Farkas said she believes it would be most beneficial to test sewage from long-haul international flights, as more passengers are likely to use the plane’s toilets. But she also said there could be legal and political barriers to sampling directly from aircraft.
“Some countries may consider the plane their own territory, and if you want to get anything out of it, you’re basically stealing from another country, frankly,” Farkas said.
For their new study, Farkas and her team analyzed wastewater samples from three airports in the UK — Heathrow, Edinburgh and Bristol — over a three-week period in March 2022. 32 of the samples came from aircraft sewage, while another 150 came from sewage near sewage stations. Airport or sewage treatment plants associated with Edinburgh Airport.
All samples collected from Heathrow and Bristol airports have tested positive for coronavirus, and 85% of samples from Edinburgh Airport have tested positive.
Discover the next pandemic threat
In addition to the coronavirus, the CDC has used wastewater data to detect smallpox (previously known as monkeypox), and polio viruses.
The National Academies report suggested that a larger nationwide system could also screen for influenza, antibiotic-resistant bacteria, and Enterovirus D68It is a common childhood virus that can cause muscle weakness or paralysis in rare cases.
“Basically, anything that’s found in feces or urine is going to end up in wastewater,” Farkas said.
But identifying new viruses or bacteria from wastewater can be difficult if scientists don’t know what signatures to look for.
“If we’re going to sequence everything in wastewater, there’s a lot out there, and so our ability to resolve unique and new pathogens is somewhat limited,” John Scott Mishke, a University of Washington microbiologist and panellist who wrote the National Academies report, said. in a webinar on Thursday.
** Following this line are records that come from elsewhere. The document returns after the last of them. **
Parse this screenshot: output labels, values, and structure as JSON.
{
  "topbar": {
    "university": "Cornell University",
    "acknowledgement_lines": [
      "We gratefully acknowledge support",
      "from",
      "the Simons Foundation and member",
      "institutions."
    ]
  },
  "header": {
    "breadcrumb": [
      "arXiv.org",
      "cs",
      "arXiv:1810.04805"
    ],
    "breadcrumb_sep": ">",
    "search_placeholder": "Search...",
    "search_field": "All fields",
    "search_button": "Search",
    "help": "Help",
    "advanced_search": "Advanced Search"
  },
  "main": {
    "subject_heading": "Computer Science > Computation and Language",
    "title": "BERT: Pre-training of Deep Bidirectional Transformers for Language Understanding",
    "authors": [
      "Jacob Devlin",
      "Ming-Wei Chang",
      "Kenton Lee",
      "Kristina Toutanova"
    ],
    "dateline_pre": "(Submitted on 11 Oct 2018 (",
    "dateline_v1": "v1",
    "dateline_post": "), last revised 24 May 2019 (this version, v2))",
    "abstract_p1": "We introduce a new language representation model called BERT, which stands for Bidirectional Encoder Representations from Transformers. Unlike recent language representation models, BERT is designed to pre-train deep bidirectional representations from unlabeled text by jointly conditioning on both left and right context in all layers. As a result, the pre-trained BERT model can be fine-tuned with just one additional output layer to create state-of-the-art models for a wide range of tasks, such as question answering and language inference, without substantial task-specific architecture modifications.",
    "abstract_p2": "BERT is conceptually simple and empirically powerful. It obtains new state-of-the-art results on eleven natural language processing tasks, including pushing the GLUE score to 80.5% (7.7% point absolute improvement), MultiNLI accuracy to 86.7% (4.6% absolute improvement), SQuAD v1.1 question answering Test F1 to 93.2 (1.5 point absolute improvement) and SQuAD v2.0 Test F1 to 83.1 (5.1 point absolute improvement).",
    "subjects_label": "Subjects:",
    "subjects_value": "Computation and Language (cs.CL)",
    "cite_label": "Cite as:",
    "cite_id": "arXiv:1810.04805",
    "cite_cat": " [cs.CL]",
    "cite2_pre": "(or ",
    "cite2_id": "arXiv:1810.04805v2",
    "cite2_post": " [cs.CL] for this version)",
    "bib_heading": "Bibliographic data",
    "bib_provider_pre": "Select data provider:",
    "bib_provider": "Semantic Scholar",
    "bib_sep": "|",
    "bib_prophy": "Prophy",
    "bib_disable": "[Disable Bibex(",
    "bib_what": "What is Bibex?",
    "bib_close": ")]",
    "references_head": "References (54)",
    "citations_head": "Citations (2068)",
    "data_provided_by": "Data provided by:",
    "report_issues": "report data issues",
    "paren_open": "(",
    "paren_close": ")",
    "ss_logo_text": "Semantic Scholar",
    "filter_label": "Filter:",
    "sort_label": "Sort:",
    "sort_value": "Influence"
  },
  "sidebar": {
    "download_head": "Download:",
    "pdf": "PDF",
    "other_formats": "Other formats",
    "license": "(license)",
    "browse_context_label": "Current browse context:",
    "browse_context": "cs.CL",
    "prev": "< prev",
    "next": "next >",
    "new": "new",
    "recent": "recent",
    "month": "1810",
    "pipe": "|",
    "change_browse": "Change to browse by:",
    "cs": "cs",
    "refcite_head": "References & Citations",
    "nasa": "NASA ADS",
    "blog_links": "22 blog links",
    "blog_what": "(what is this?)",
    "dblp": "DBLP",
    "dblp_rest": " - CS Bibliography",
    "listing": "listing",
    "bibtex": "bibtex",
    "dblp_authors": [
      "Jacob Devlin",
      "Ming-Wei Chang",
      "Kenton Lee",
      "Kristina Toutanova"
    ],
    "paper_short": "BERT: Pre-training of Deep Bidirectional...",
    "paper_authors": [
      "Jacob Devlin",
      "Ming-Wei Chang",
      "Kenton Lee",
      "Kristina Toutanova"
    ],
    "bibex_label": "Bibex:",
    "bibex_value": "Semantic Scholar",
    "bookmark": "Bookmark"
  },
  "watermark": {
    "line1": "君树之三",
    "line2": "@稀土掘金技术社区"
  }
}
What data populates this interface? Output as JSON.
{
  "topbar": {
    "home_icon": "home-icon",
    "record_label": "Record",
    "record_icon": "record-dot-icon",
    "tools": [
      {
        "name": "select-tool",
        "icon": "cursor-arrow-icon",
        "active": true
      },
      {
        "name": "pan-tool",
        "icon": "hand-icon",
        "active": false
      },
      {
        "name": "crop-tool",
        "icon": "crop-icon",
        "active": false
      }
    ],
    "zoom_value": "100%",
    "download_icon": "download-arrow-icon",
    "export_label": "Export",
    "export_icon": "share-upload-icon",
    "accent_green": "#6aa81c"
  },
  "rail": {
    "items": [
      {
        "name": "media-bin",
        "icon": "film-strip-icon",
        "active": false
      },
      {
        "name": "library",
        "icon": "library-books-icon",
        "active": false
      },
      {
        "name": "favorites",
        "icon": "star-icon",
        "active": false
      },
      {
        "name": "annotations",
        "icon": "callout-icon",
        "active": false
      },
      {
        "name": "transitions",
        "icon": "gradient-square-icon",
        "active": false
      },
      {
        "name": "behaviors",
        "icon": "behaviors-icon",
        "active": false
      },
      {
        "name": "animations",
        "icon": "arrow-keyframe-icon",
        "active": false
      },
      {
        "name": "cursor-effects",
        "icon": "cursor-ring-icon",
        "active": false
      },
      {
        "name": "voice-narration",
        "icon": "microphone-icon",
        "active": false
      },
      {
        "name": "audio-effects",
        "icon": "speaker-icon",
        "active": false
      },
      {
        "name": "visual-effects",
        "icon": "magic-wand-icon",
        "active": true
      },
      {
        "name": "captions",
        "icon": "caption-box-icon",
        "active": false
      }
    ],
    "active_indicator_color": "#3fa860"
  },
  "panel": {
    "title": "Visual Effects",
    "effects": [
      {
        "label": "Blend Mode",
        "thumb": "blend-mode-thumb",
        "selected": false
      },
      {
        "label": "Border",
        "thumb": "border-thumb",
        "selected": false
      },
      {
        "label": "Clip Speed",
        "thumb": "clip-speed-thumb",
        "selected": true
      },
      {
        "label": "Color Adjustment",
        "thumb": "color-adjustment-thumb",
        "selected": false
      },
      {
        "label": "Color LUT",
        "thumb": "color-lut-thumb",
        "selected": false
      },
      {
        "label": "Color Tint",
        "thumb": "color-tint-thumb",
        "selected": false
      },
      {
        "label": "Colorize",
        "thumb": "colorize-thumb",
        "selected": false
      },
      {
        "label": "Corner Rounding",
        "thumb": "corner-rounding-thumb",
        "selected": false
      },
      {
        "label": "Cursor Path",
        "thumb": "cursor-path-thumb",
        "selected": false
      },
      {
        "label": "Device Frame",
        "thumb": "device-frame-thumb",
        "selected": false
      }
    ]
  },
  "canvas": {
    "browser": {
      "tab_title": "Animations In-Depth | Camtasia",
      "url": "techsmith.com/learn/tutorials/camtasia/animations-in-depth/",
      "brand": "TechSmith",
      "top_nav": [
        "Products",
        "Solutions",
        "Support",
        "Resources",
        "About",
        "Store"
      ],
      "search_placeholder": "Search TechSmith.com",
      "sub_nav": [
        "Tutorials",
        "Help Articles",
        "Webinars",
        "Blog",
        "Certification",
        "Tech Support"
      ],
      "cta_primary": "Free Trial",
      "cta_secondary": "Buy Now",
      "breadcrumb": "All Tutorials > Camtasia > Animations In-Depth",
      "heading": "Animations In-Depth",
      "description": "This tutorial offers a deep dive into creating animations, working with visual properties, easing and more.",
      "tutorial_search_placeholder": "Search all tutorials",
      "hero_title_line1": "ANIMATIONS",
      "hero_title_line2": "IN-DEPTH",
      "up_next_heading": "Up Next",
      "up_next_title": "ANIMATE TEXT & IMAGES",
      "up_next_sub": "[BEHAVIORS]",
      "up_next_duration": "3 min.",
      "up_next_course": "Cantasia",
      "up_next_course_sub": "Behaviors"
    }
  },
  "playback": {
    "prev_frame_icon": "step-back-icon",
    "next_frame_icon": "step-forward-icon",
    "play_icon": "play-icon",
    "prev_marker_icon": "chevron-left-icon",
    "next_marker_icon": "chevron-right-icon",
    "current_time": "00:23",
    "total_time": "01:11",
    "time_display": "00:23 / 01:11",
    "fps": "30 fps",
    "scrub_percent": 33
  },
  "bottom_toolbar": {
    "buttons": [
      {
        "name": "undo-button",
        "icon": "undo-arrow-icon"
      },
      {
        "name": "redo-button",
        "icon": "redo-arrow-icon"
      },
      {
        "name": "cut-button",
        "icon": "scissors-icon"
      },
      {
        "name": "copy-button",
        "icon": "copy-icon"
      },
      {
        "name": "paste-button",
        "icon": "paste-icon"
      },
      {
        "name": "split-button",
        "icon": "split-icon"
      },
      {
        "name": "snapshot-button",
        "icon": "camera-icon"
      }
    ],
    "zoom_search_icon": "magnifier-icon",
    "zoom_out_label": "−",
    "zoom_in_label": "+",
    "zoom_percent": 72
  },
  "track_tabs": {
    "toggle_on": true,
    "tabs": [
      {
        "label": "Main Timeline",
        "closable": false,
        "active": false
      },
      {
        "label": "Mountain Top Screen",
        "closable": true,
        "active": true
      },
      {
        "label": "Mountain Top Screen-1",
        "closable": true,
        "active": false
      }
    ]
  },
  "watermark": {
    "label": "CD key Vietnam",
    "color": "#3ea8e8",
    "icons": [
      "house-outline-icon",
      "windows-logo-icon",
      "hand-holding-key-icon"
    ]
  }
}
“Novel pathogens continue to be one of our blind spots,” he added.